However, the United States and its European allies, in long with their past trajectory, are recurrently failing to practice what they preach. The financial sanctions which have been imposed on Iran by the UNSC, U.S. and EU tend to worsen the daily life of ordinary Iranians whose are inextricably dependent on the state revenues of oil and gas industry. Already stricken with the consequences of continued domestic failures in economy and growing inflation, the new sanctions will harm the Iranians by doubling the prices and reducing their purchasing power.
The new sanctions against Iran have nothing to do with the government of Iran which the western leaders are entangled in a tedious and uninteresting conflict with. These sanctions, and any kind of unpremeditated actions like this, will only injure the ordinary people of Iran who should suffer from the effects of power game between the governments.
Kourosh Ziabari is Iranian media correspondent, freelance journalist and the author of Book 7+1. He is a contributing writer for websites and magazines in the Netherlands, Canada, Italy, Hong Kong, Bulgaria, South Korea, Belgium, Germany, the U.K. and the U.S. . Currently, he works for the Foreign Policy Journal as a media correspondent. He is a member of Tlaxcala Translators Network for Linguistic Diversity and World Student Community for Sustainable Development. Kourosh Ziabari is an Iranian freelance journalist and media correspondent.
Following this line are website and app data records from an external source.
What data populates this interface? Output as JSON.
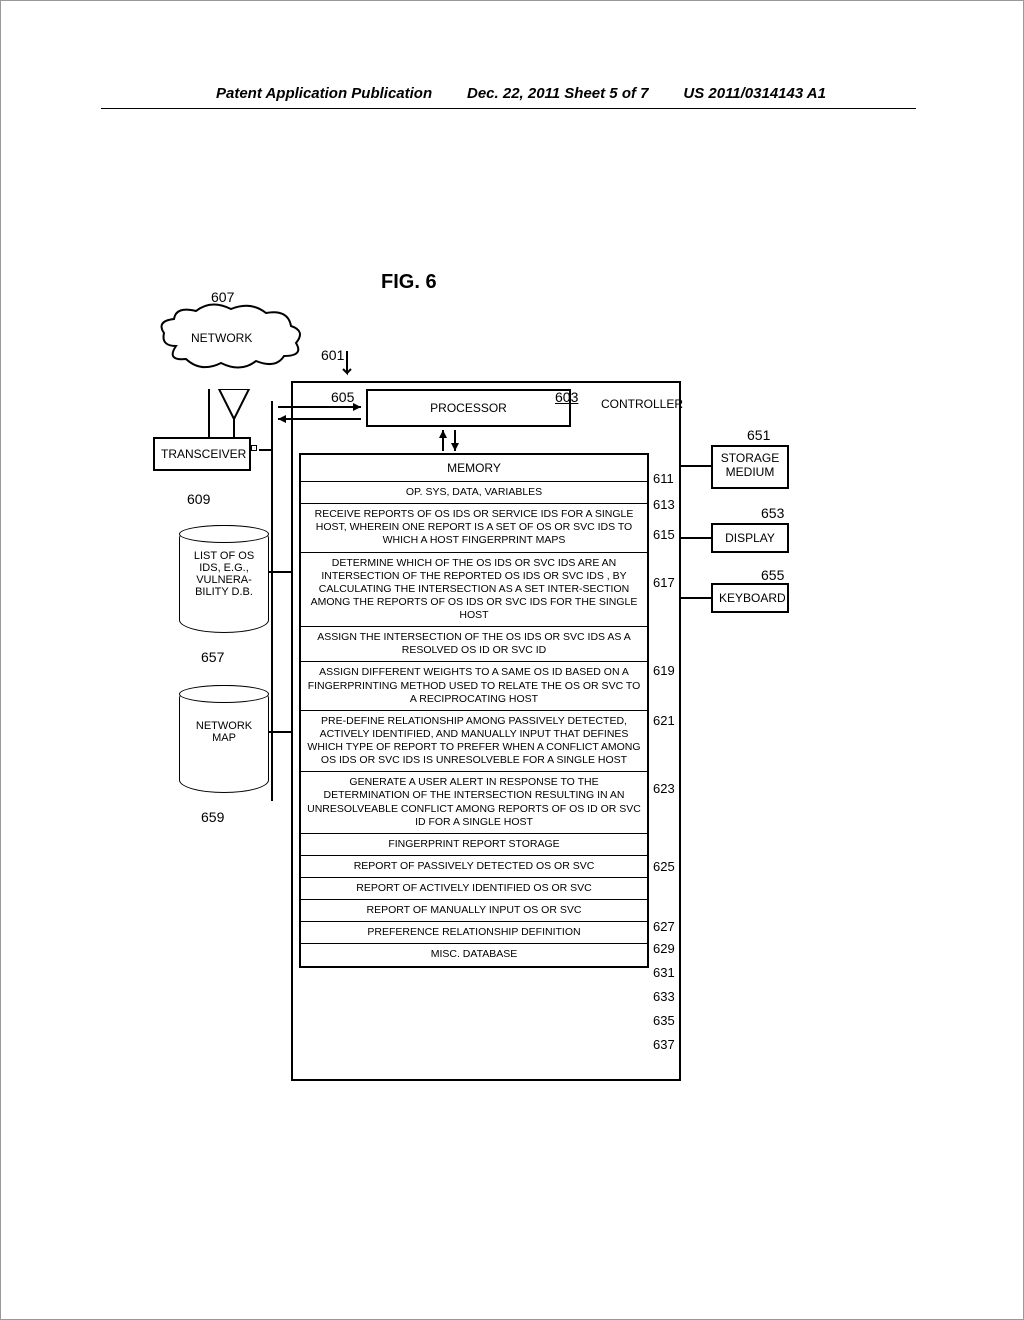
{
  "header": {
    "left": "Patent Application Publication",
    "center": "Dec. 22, 2011  Sheet 5 of 7",
    "right": "US 2011/0314143 A1"
  },
  "figure": {
    "title": "FIG. 6",
    "refs": {
      "r601": "601",
      "r603": "603",
      "r605": "605",
      "r607": "607",
      "r609": "609",
      "r611": "611",
      "r613": "613",
      "r615": "615",
      "r617": "617",
      "r619": "619",
      "r621": "621",
      "r623": "623",
      "r625": "625",
      "r627": "627",
      "r629": "629",
      "r631": "631",
      "r633": "633",
      "r635": "635",
      "r637": "637",
      "r651": "651",
      "r653": "653",
      "r655": "655",
      "r657": "657",
      "r659": "659"
    },
    "network_label": "NETWORK",
    "transceiver_label": "TRANSCEIVER",
    "controller_label": "CONTROLLER",
    "processor_label": "PROCESSOR",
    "memory_label": "MEMORY",
    "os_db_label": "LIST OF OS IDS, E.G., VULNERA-BILITY D.B.",
    "nm_db_label": "NETWORK MAP",
    "storage_label": "STORAGE MEDIUM",
    "display_label": "DISPLAY",
    "keyboard_label": "KEYBOARD",
    "memory_rows": {
      "r0": "OP. SYS, DATA, VARIABLES",
      "r1": "RECEIVE REPORTS OF OS IDS OR SERVICE IDS FOR A SINGLE HOST,  WHEREIN  ONE REPORT IS A SET OF OS OR SVC IDS TO WHICH A HOST FINGERPRINT MAPS",
      "r2": "DETERMINE WHICH OF THE OS  IDS OR SVC IDS ARE AN INTERSECTION OF THE REPORTED OS IDS OR SVC IDS , BY CALCULATING THE INTERSECTION AS A SET INTER-SECTION  AMONG THE REPORTS OF OS IDS OR SVC IDS FOR THE SINGLE HOST",
      "r3": "ASSIGN THE INTERSECTION OF THE OS IDS OR SVC IDS AS A RESOLVED OS ID OR SVC ID",
      "r4": "ASSIGN DIFFERENT WEIGHTS TO A SAME OS ID BASED ON A FINGERPRINTING METHOD USED TO RELATE THE OS OR SVC TO A RECIPROCATING HOST",
      "r5": "PRE-DEFINE RELATIONSHIP AMONG PASSIVELY DETECTED, ACTIVELY IDENTIFIED, AND MANUALLY INPUT THAT DEFINES WHICH TYPE OF REPORT TO PREFER WHEN A CONFLICT AMONG OS IDS OR SVC IDS IS UNRESOLVEBLE FOR A SINGLE HOST",
      "r6": "GENERATE A USER ALERT IN RESPONSE TO THE DETERMINATION OF THE INTERSECTION RESULTING IN AN UNRESOLVEABLE CONFLICT AMONG REPORTS OF OS ID OR SVC ID FOR A SINGLE HOST",
      "r7": "FINGERPRINT REPORT STORAGE",
      "r8": "REPORT OF PASSIVELY DETECTED OS OR SVC",
      "r9": "REPORT OF ACTIVELY IDENTIFIED OS OR SVC",
      "r10": "REPORT OF MANUALLY INPUT OS OR SVC",
      "r11": "PREFERENCE RELATIONSHIP DEFINITION",
      "r12": "MISC. DATABASE"
    }
  }
}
He has interviewed political commentator and linguist Noam Chomsky, member of New Zealand parliament Keith Locke, Australian politician Ian Cohen, member of German Parliament Ruprecht Polenz, former Mexican President Vicente Fox, former U.S. National Security Council advisor Peter D. Feaver, Nobel Prize laureate in Physics Wolfgang Ketterle, Nobel Prize laureate in Chemistry Kurt Wüthrich, Nobel Prize laureate in biology Robin Warren, famous German political prisoner Ernst Zündel, Brazilian cartoonist Carlos Latuff, American author Stephen Kinzer, syndicated journalist Eric Margolis, former assistant of the U.S. Department of the Treasury Paul Craig Roberts, American-Palestinian journalist Ramzy Baroud and the former President of the American Motion Picture Arts and Sciences Sid Ganis.